Lower Fuel Costs Leading To Inflation Below Fed Goals
According to the latest Labor Department data, February saw producer prices decline 0.2%, in line with economists’ forecasts, Bloomberg News reported. Core PPI was unchanged in February and up 1.2% for the 12 months ending Feb. 29. Bloomberg said wholesale prices have been “held down by lower fuel costs that have kept inflation languishing below the Federal Reserve’s goal.” According to Reuters, PPI was unchanged on an annualized basis, suggesting a deflationary trend had played out. The AP, noting that the PPI data show the cost of both energy and food declined last month, says the index was down for the fifth time in seven months, “underscoring that inflation remains a no-show.”

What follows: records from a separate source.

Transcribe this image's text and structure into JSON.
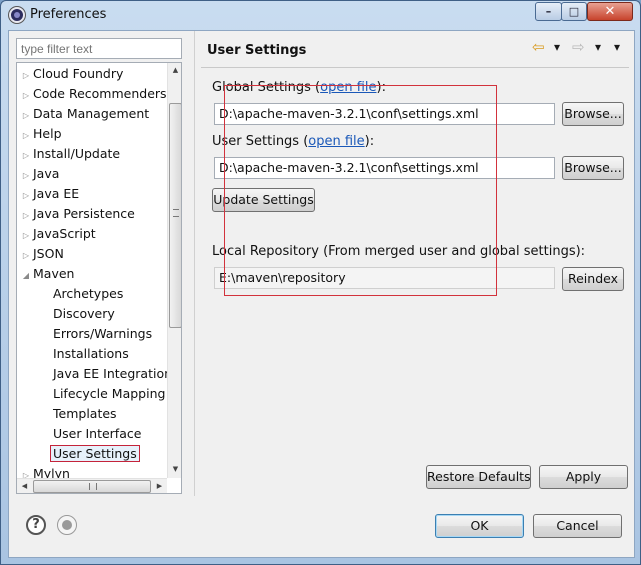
{
  "window": {
    "title": "Preferences",
    "controls": {
      "minimize": "–",
      "maximize": "□",
      "close": "✕"
    }
  },
  "filter": {
    "placeholder": "type filter text"
  },
  "tree": {
    "items": [
      {
        "label": "Cloud Foundry",
        "arrow": "▷"
      },
      {
        "label": "Code Recommenders",
        "arrow": "▷"
      },
      {
        "label": "Data Management",
        "arrow": "▷"
      },
      {
        "label": "Help",
        "arrow": "▷"
      },
      {
        "label": "Install/Update",
        "arrow": "▷"
      },
      {
        "label": "Java",
        "arrow": "▷"
      },
      {
        "label": "Java EE",
        "arrow": "▷"
      },
      {
        "label": "Java Persistence",
        "arrow": "▷"
      },
      {
        "label": "JavaScript",
        "arrow": "▷"
      },
      {
        "label": "JSON",
        "arrow": "▷"
      },
      {
        "label": "Maven",
        "arrow": "◢"
      },
      {
        "label": "Archetypes",
        "arrow": ""
      },
      {
        "label": "Discovery",
        "arrow": ""
      },
      {
        "label": "Errors/Warnings",
        "arrow": ""
      },
      {
        "label": "Installations",
        "arrow": ""
      },
      {
        "label": "Java EE Integration",
        "arrow": ""
      },
      {
        "label": "Lifecycle Mapping",
        "arrow": ""
      },
      {
        "label": "Templates",
        "arrow": ""
      },
      {
        "label": "User Interface",
        "arrow": ""
      },
      {
        "label": "User Settings",
        "arrow": ""
      },
      {
        "label": "Mylyn",
        "arrow": "▷"
      }
    ],
    "selected": "User Settings",
    "scroll_glyphs": {
      "up": "▲",
      "down": "▼",
      "left": "◀",
      "right": "▶"
    }
  },
  "page": {
    "title": "User Settings",
    "nav": {
      "back": "⇦",
      "back_menu": "▾",
      "forward": "⇨",
      "forward_menu": "▾",
      "view_menu": "▾"
    },
    "global_settings": {
      "label": "Global Settings (",
      "link": "open file",
      "label_end": "):",
      "value": "D:\\apache-maven-3.2.1\\conf\\settings.xml",
      "browse": "Browse..."
    },
    "user_settings": {
      "label": "User Settings (",
      "link": "open file",
      "label_end": "):",
      "value": "D:\\apache-maven-3.2.1\\conf\\settings.xml",
      "browse": "Browse..."
    },
    "update_button": "Update Settings",
    "local_repo": {
      "label": "Local Repository (From merged user and global settings):",
      "value": "E:\\maven\\repository",
      "reindex": "Reindex"
    },
    "restore_defaults": "Restore Defaults",
    "apply": "Apply"
  },
  "footer": {
    "ok": "OK",
    "cancel": "Cancel"
  },
  "colors": {
    "link": "#1a58b8",
    "highlight_box": "#d2323c"
  }
}
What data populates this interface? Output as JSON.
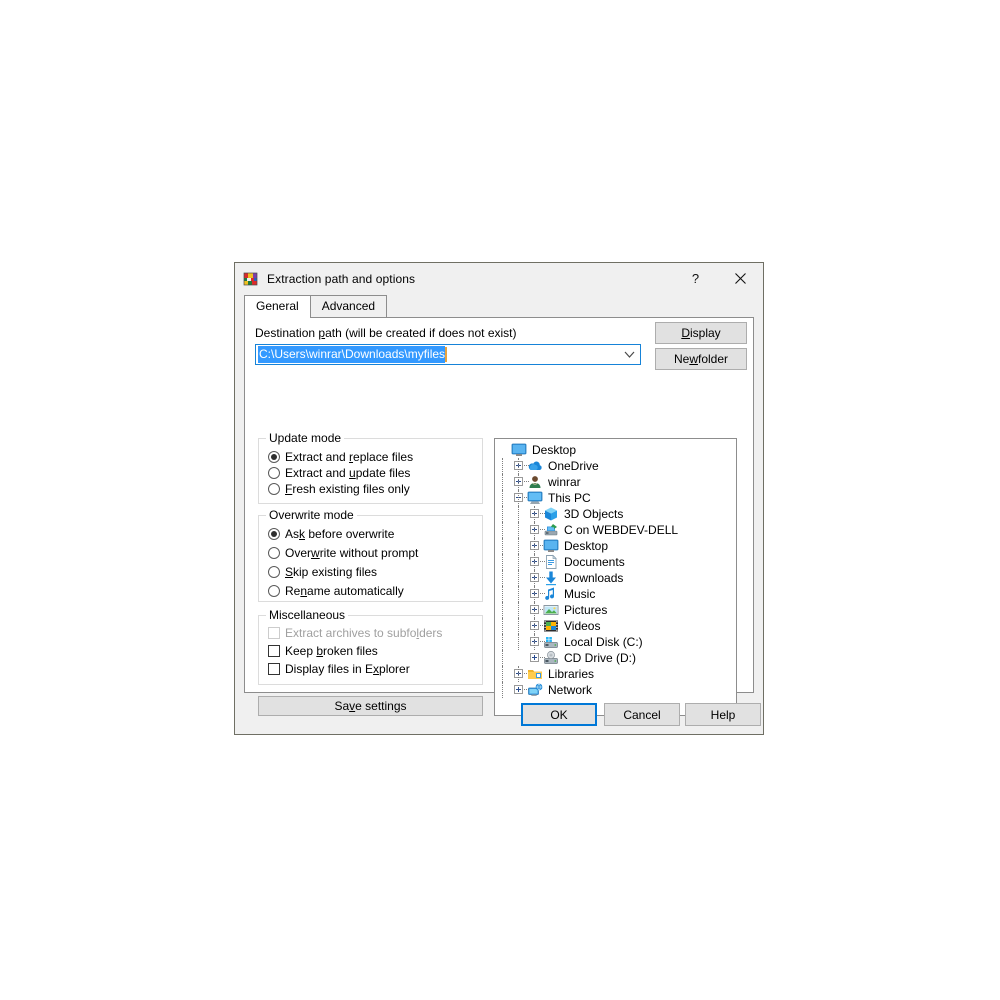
{
  "window": {
    "title": "Extraction path and options",
    "icon": "winrar-books-icon",
    "help_btn": "?",
    "close_btn": "✕"
  },
  "tabs": [
    {
      "label": "General",
      "active": true
    },
    {
      "label": "Advanced",
      "active": false
    }
  ],
  "destination": {
    "label_pre": "Destination ",
    "label_accel": "p",
    "label_post": "ath (will be created if does not exist)",
    "label_full": "Destination path (will be created if does not exist)",
    "value": "C:\\Users\\winrar\\Downloads\\myfiles",
    "selected": true,
    "selection_color": "#3399ff",
    "caret_color": "#e8a33d",
    "dropdown_icon": "chevron-down-icon"
  },
  "side_buttons": [
    {
      "name": "display-button",
      "pre": "",
      "accel": "D",
      "post": "isplay",
      "full": "Display"
    },
    {
      "name": "new-folder-button",
      "pre": "Ne",
      "accel": "w",
      "post": " folder",
      "full": "New folder"
    }
  ],
  "update_mode": {
    "title": "Update mode",
    "options": [
      {
        "pre": "Extract and ",
        "accel": "r",
        "post": "eplace files",
        "full": "Extract and replace files",
        "selected": true
      },
      {
        "pre": "Extract and ",
        "accel": "u",
        "post": "pdate files",
        "full": "Extract and update files",
        "selected": false
      },
      {
        "pre": "",
        "accel": "F",
        "post": "resh existing files only",
        "full": "Fresh existing files only",
        "selected": false
      }
    ]
  },
  "overwrite_mode": {
    "title": "Overwrite mode",
    "options": [
      {
        "pre": "As",
        "accel": "k",
        "post": " before overwrite",
        "full": "Ask before overwrite",
        "selected": true
      },
      {
        "pre": "Over",
        "accel": "w",
        "post": "rite without prompt",
        "full": "Overwrite without prompt",
        "selected": false
      },
      {
        "pre": "",
        "accel": "S",
        "post": "kip existing files",
        "full": "Skip existing files",
        "selected": false
      },
      {
        "pre": "Re",
        "accel": "n",
        "post": "ame automatically",
        "full": "Rename automatically",
        "selected": false
      }
    ]
  },
  "miscellaneous": {
    "title": "Miscellaneous",
    "options": [
      {
        "pre": "Extract archives to subfo",
        "accel": "l",
        "post": "ders",
        "full": "Extract archives to subfolders",
        "checked": false,
        "disabled": true
      },
      {
        "pre": "Keep ",
        "accel": "b",
        "post": "roken files",
        "full": "Keep broken files",
        "checked": false,
        "disabled": false
      },
      {
        "pre": "Display files in E",
        "accel": "x",
        "post": "plorer",
        "full": "Display files in Explorer",
        "checked": false,
        "disabled": false
      }
    ]
  },
  "save_settings": {
    "pre": "Sa",
    "accel": "v",
    "post": "e settings",
    "full": "Save settings"
  },
  "tree": [
    {
      "label": "Desktop",
      "depth": 0,
      "icon": "desktop-monitor-icon",
      "toggle": "none",
      "guides": []
    },
    {
      "label": "OneDrive",
      "depth": 1,
      "icon": "onedrive-cloud-icon",
      "toggle": "plus",
      "guides": []
    },
    {
      "label": "winrar",
      "depth": 1,
      "icon": "user-person-icon",
      "toggle": "plus",
      "guides": []
    },
    {
      "label": "This PC",
      "depth": 1,
      "icon": "this-pc-icon",
      "toggle": "minus",
      "guides": []
    },
    {
      "label": "3D Objects",
      "depth": 2,
      "icon": "3d-objects-cube-icon",
      "toggle": "plus",
      "guides": [
        1
      ]
    },
    {
      "label": "C on WEBDEV-DELL",
      "depth": 2,
      "icon": "network-drive-icon",
      "toggle": "plus",
      "guides": [
        1
      ]
    },
    {
      "label": "Desktop",
      "depth": 2,
      "icon": "desktop-monitor-icon",
      "toggle": "plus",
      "guides": [
        1
      ]
    },
    {
      "label": "Documents",
      "depth": 2,
      "icon": "documents-page-icon",
      "toggle": "plus",
      "guides": [
        1
      ]
    },
    {
      "label": "Downloads",
      "depth": 2,
      "icon": "downloads-arrow-icon",
      "toggle": "plus",
      "guides": [
        1
      ]
    },
    {
      "label": "Music",
      "depth": 2,
      "icon": "music-note-icon",
      "toggle": "plus",
      "guides": [
        1
      ]
    },
    {
      "label": "Pictures",
      "depth": 2,
      "icon": "pictures-image-icon",
      "toggle": "plus",
      "guides": [
        1
      ]
    },
    {
      "label": "Videos",
      "depth": 2,
      "icon": "videos-film-icon",
      "toggle": "plus",
      "guides": [
        1
      ]
    },
    {
      "label": "Local Disk (C:)",
      "depth": 2,
      "icon": "hard-drive-icon",
      "toggle": "plus",
      "guides": [
        1
      ]
    },
    {
      "label": "CD Drive (D:)",
      "depth": 2,
      "icon": "cd-drive-icon",
      "toggle": "plus",
      "guides": [
        1
      ]
    },
    {
      "label": "Libraries",
      "depth": 1,
      "icon": "libraries-folder-icon",
      "toggle": "plus",
      "guides": []
    },
    {
      "label": "Network",
      "depth": 1,
      "icon": "network-globe-icon",
      "toggle": "plus",
      "guides": []
    }
  ],
  "bottom_buttons": [
    {
      "name": "ok-button",
      "label": "OK",
      "default": true
    },
    {
      "name": "cancel-button",
      "label": "Cancel",
      "default": false
    },
    {
      "name": "help-button",
      "label": "Help",
      "default": false
    }
  ]
}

Meanwhile, the latest Commerce Department data indicated that US retail sales fell in February by 0.1%, “about as expected,” according to Investor’s Business Daily “but January sales were revised sharply lower.” Economists had forecast a 0.2% gain for the first month of 2016, but revised figures show a 0.4% decline. “That brings the year-over-year gain in sales down to a lackluster 3.1% from a year ago in nominal terms,” IBD said, adding that the annualized increase would be 4.5% if gasoline sales, which also declined in February, were excluded.

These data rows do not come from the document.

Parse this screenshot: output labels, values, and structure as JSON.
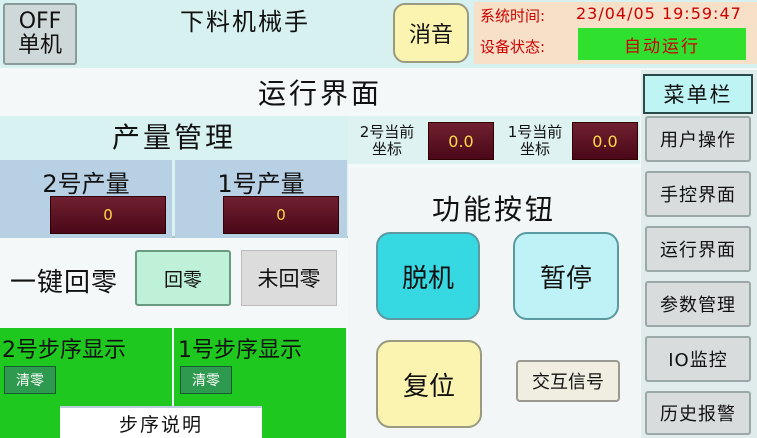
{
  "header": {
    "offline_label_line1": "OFF",
    "offline_label_line2": "单机",
    "title": "下料机械手",
    "mute_label": "消音",
    "system_time_label": "系统时间:",
    "system_time_value": "23/04/05  19:59:47",
    "device_state_label": "设备状态:",
    "device_state_value": "自动运行"
  },
  "page": {
    "title": "运行界面"
  },
  "production": {
    "title": "产量管理",
    "no2_label": "2号产量",
    "no2_value": "0",
    "no1_label": "1号产量",
    "no1_value": "0"
  },
  "zeroing": {
    "label": "一键回零",
    "zero_button": "回零",
    "status": "未回零"
  },
  "coordinates": {
    "no2_line1": "2号当前",
    "no2_line2": "坐标",
    "no2_value": "0.0",
    "no1_line1": "1号当前",
    "no1_line2": "坐标",
    "no1_value": "0.0"
  },
  "functions": {
    "title": "功能按钮",
    "offline": "脱机",
    "pause": "暂停",
    "reset": "复位",
    "interlock": "交互信号"
  },
  "steps": {
    "no2_title": "2号步序显示",
    "no2_clear": "清零",
    "no1_title": "1号步序显示",
    "no1_clear": "清零",
    "description": "步序说明"
  },
  "menu": {
    "title": "菜单栏",
    "items": [
      "用户操作",
      "手控界面",
      "运行界面",
      "参数管理",
      "IO监控",
      "历史报警"
    ]
  },
  "colors": {
    "header_band": "#d7f0f0",
    "state_indicator": "#2fe02f",
    "offline_button": "#36d8e2",
    "step_panel": "#1ec81e"
  }
}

What This Means For Small Businesses
Small businesses have been struggling with economic uncertainty due to a Federal Reserve bent on a “wait and see” approach. CNBC recently quoted NFIB Chief Economist Bill Dunkelberg as saying, “The major impact of Fed policy, or lack thereof, is basically producing immense uncertainty and no confidence. So people won’t put their money on the table, they won’t expand, they won’t hire.” Data like the latest producer and retail sales figures are unlikely to do anything to boost the confidence of small business owners.
The Wall Street Journal also covered the latest producer price index data.
Note: this article is intended to keep small business owners up on the latest news. It does not necessarily represent the policy stances of NFIB.